■ EXERCISE AIM: All of the entries should be returned without a single change.

[Extracted records]
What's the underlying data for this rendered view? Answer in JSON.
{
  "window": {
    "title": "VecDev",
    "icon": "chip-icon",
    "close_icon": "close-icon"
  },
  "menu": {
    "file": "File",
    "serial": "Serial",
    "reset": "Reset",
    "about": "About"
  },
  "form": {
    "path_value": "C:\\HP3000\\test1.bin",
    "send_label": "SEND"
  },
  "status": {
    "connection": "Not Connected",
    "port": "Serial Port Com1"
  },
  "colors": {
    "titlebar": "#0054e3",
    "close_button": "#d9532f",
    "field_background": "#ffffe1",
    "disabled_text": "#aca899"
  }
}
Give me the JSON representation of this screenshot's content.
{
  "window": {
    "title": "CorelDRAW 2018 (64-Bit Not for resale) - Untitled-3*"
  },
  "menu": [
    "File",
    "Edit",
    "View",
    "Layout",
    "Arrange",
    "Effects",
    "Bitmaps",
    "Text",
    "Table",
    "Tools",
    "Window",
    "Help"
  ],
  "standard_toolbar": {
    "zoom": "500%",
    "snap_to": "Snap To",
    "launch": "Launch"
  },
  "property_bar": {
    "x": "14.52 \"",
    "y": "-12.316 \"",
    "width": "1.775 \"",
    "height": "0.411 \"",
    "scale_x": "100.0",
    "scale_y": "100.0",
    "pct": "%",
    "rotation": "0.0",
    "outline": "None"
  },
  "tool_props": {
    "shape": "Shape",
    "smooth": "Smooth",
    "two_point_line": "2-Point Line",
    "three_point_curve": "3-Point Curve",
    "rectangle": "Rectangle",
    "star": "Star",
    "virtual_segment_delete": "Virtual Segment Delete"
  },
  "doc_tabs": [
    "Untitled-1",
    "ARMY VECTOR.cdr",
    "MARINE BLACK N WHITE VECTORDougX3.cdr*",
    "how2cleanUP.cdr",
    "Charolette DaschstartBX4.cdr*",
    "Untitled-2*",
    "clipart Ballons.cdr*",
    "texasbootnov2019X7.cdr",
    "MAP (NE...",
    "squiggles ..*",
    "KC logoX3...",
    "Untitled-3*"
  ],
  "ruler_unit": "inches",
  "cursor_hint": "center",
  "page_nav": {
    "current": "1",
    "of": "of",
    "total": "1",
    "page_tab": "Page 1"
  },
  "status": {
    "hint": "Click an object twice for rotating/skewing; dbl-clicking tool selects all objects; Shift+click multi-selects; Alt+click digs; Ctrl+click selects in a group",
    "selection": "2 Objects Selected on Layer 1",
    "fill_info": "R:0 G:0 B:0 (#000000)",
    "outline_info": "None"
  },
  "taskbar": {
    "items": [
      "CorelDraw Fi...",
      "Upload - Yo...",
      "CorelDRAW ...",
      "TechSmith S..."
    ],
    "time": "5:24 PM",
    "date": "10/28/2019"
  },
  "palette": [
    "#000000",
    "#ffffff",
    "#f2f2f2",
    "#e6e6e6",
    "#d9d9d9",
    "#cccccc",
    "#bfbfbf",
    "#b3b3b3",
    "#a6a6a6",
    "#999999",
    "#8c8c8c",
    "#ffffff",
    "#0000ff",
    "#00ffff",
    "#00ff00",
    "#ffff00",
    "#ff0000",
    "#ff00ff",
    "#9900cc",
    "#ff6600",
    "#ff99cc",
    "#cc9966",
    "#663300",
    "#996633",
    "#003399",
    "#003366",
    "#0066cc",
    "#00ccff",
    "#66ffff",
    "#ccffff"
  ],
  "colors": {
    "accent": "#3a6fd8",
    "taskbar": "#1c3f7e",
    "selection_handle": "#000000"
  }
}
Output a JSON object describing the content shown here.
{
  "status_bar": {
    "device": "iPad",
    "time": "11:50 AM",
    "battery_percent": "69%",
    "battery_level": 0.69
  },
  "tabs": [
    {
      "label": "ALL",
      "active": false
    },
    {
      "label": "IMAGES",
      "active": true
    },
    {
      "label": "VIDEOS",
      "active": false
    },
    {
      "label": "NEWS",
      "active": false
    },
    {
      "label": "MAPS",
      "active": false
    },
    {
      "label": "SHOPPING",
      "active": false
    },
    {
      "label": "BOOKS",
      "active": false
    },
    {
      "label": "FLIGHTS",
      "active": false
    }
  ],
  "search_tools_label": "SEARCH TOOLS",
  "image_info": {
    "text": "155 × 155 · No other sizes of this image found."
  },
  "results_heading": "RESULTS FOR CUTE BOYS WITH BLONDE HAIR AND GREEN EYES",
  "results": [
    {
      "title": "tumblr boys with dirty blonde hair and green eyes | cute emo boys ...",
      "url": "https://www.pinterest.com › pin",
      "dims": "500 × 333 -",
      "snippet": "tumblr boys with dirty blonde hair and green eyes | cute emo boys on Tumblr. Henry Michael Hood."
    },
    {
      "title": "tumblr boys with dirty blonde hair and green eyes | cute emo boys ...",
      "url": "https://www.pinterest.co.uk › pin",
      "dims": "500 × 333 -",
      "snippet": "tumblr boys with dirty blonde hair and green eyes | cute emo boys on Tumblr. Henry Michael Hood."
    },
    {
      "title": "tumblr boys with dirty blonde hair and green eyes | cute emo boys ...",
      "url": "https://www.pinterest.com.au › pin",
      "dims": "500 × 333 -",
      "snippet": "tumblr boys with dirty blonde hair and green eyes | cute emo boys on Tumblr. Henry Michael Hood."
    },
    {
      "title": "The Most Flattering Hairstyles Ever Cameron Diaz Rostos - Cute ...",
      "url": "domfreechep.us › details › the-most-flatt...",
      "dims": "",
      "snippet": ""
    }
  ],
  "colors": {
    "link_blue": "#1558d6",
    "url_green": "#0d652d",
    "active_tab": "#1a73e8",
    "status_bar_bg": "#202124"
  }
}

■ EXERCISE OUTPUT:
What's the underlying data for this rendered view? Answer in JSON.
{
  "window": {
    "title": "VecDev",
    "icon": "chip-icon",
    "close_icon": "close-icon"
  },
  "menu": {
    "file": "File",
    "serial": "Serial",
    "reset": "Reset",
    "about": "About"
  },
  "form": {
    "path_value": "C:\\HP3000\\test1.bin",
    "send_label": "SEND"
  },
  "status": {
    "connection": "Not Connected",
    "port": "Serial Port Com1"
  },
  "colors": {
    "titlebar": "#0054e3",
    "close_button": "#d9532f",
    "field_background": "#ffffe1",
    "disabled_text": "#aca899"
  }
}
Give me the JSON representation of this screenshot's content.
{
  "window": {
    "title": "CorelDRAW 2018 (64-Bit Not for resale) - Untitled-3*"
  },
  "menu": [
    "File",
    "Edit",
    "View",
    "Layout",
    "Arrange",
    "Effects",
    "Bitmaps",
    "Text",
    "Table",
    "Tools",
    "Window",
    "Help"
  ],
  "standard_toolbar": {
    "zoom": "500%",
    "snap_to": "Snap To",
    "launch": "Launch"
  },
  "property_bar": {
    "x": "14.52 \"",
    "y": "-12.316 \"",
    "width": "1.775 \"",
    "height": "0.411 \"",
    "scale_x": "100.0",
    "scale_y": "100.0",
    "pct": "%",
    "rotation": "0.0",
    "outline": "None"
  },
  "tool_props": {
    "shape": "Shape",
    "smooth": "Smooth",
    "two_point_line": "2-Point Line",
    "three_point_curve": "3-Point Curve",
    "rectangle": "Rectangle",
    "star": "Star",
    "virtual_segment_delete": "Virtual Segment Delete"
  },
  "doc_tabs": [
    "Untitled-1",
    "ARMY VECTOR.cdr",
    "MARINE BLACK N WHITE VECTORDougX3.cdr*",
    "how2cleanUP.cdr",
    "Charolette DaschstartBX4.cdr*",
    "Untitled-2*",
    "clipart Ballons.cdr*",
    "texasbootnov2019X7.cdr",
    "MAP (NE...",
    "squiggles ..*",
    "KC logoX3...",
    "Untitled-3*"
  ],
  "ruler_unit": "inches",
  "cursor_hint": "center",
  "page_nav": {
    "current": "1",
    "of": "of",
    "total": "1",
    "page_tab": "Page 1"
  },
  "status": {
    "hint": "Click an object twice for rotating/skewing; dbl-clicking tool selects all objects; Shift+click multi-selects; Alt+click digs; Ctrl+click selects in a group",
    "selection": "2 Objects Selected on Layer 1",
    "fill_info": "R:0 G:0 B:0 (#000000)",
    "outline_info": "None"
  },
  "taskbar": {
    "items": [
      "CorelDraw Fi...",
      "Upload - Yo...",
      "CorelDRAW ...",
      "TechSmith S..."
    ],
    "time": "5:24 PM",
    "date": "10/28/2019"
  },
  "palette": [
    "#000000",
    "#ffffff",
    "#f2f2f2",
    "#e6e6e6",
    "#d9d9d9",
    "#cccccc",
    "#bfbfbf",
    "#b3b3b3",
    "#a6a6a6",
    "#999999",
    "#8c8c8c",
    "#ffffff",
    "#0000ff",
    "#00ffff",
    "#00ff00",
    "#ffff00",
    "#ff0000",
    "#ff00ff",
    "#9900cc",
    "#ff6600",
    "#ff99cc",
    "#cc9966",
    "#663300",
    "#996633",
    "#003399",
    "#003366",
    "#0066cc",
    "#00ccff",
    "#66ffff",
    "#ccffff"
  ],
  "colors": {
    "accent": "#3a6fd8",
    "taskbar": "#1c3f7e",
    "selection_handle": "#000000"
  }
}
Output a JSON object describing the content shown here.
{
  "status_bar": {
    "device": "iPad",
    "time": "11:50 AM",
    "battery_percent": "69%",
    "battery_level": 0.69
  },
  "tabs": [
    {
      "label": "ALL",
      "active": false
    },
    {
      "label": "IMAGES",
      "active": true
    },
    {
      "label": "VIDEOS",
      "active": false
    },
    {
      "label": "NEWS",
      "active": false
    },
    {
      "label": "MAPS",
      "active": false
    },
    {
      "label": "SHOPPING",
      "active": false
    },
    {
      "label": "BOOKS",
      "active": false
    },
    {
      "label": "FLIGHTS",
      "active": false
    }
  ],
  "search_tools_label": "SEARCH TOOLS",
  "image_info": {
    "text": "155 × 155 · No other sizes of this image found."
  },
  "results_heading": "RESULTS FOR CUTE BOYS WITH BLONDE HAIR AND GREEN EYES",
  "results": [
    {
      "title": "tumblr boys with dirty blonde hair and green eyes | cute emo boys ...",
      "url": "https://www.pinterest.com › pin",
      "dims": "500 × 333 -",
      "snippet": "tumblr boys with dirty blonde hair and green eyes | cute emo boys on Tumblr. Henry Michael Hood."
    },
    {
      "title": "tumblr boys with dirty blonde hair and green eyes | cute emo boys ...",
      "url": "https://www.pinterest.co.uk › pin",
      "dims": "500 × 333 -",
      "snippet": "tumblr boys with dirty blonde hair and green eyes | cute emo boys on Tumblr. Henry Michael Hood."
    },
    {
      "title": "tumblr boys with dirty blonde hair and green eyes | cute emo boys ...",
      "url": "https://www.pinterest.com.au › pin",
      "dims": "500 × 333 -",
      "snippet": "tumblr boys with dirty blonde hair and green eyes | cute emo boys on Tumblr. Henry Michael Hood."
    },
    {
      "title": "The Most Flattering Hairstyles Ever Cameron Diaz Rostos - Cute ...",
      "url": "domfreechep.us › details › the-most-flatt...",
      "dims": "",
      "snippet": ""
    }
  ],
  "colors": {
    "link_blue": "#1558d6",
    "url_green": "#0d652d",
    "active_tab": "#1a73e8",
    "status_bar_bg": "#202124"
  }
}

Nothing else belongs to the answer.